WHAT THE EXERCISE ASKS:
Scan the records for the word "image". Report each line where it occurs.

Stored items from a collection
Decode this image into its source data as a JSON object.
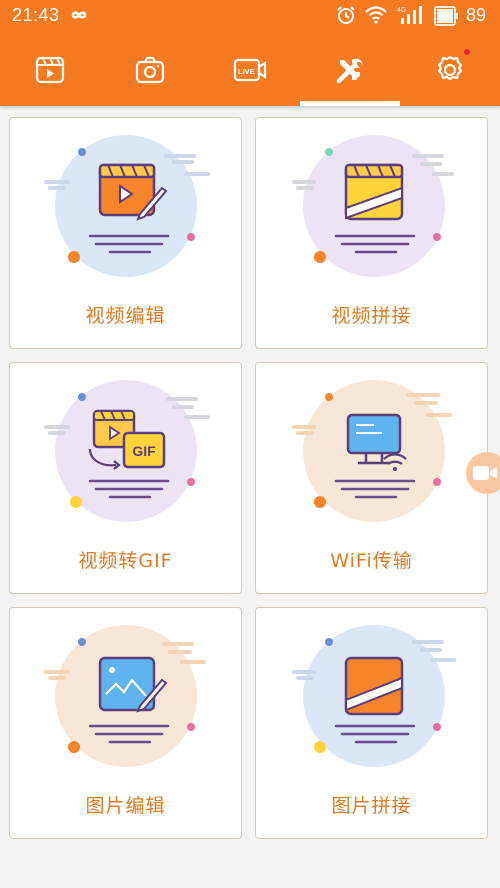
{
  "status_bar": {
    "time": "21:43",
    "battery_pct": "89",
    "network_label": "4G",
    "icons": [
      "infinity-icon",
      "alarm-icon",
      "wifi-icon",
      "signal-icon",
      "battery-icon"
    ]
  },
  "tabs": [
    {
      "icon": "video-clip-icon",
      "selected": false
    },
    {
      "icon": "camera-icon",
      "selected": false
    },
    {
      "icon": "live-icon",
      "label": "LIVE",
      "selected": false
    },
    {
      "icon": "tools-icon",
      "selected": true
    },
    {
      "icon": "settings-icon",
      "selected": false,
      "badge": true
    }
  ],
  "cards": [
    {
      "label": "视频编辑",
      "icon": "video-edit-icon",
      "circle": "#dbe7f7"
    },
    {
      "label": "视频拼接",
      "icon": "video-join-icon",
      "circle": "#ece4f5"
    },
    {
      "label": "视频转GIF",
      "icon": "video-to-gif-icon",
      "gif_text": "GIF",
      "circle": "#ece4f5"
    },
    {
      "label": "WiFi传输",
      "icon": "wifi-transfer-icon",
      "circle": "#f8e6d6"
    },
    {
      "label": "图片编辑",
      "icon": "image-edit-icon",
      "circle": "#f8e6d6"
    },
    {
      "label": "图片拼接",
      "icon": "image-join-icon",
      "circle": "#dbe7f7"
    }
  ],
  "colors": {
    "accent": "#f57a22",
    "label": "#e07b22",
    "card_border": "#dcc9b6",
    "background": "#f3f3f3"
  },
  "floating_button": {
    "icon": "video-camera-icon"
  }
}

EXERCISE ANSWER:
Decode this image into its source data as a JSON object.
      "icon": "image-edit-icon",
      "icon": "image-join-icon",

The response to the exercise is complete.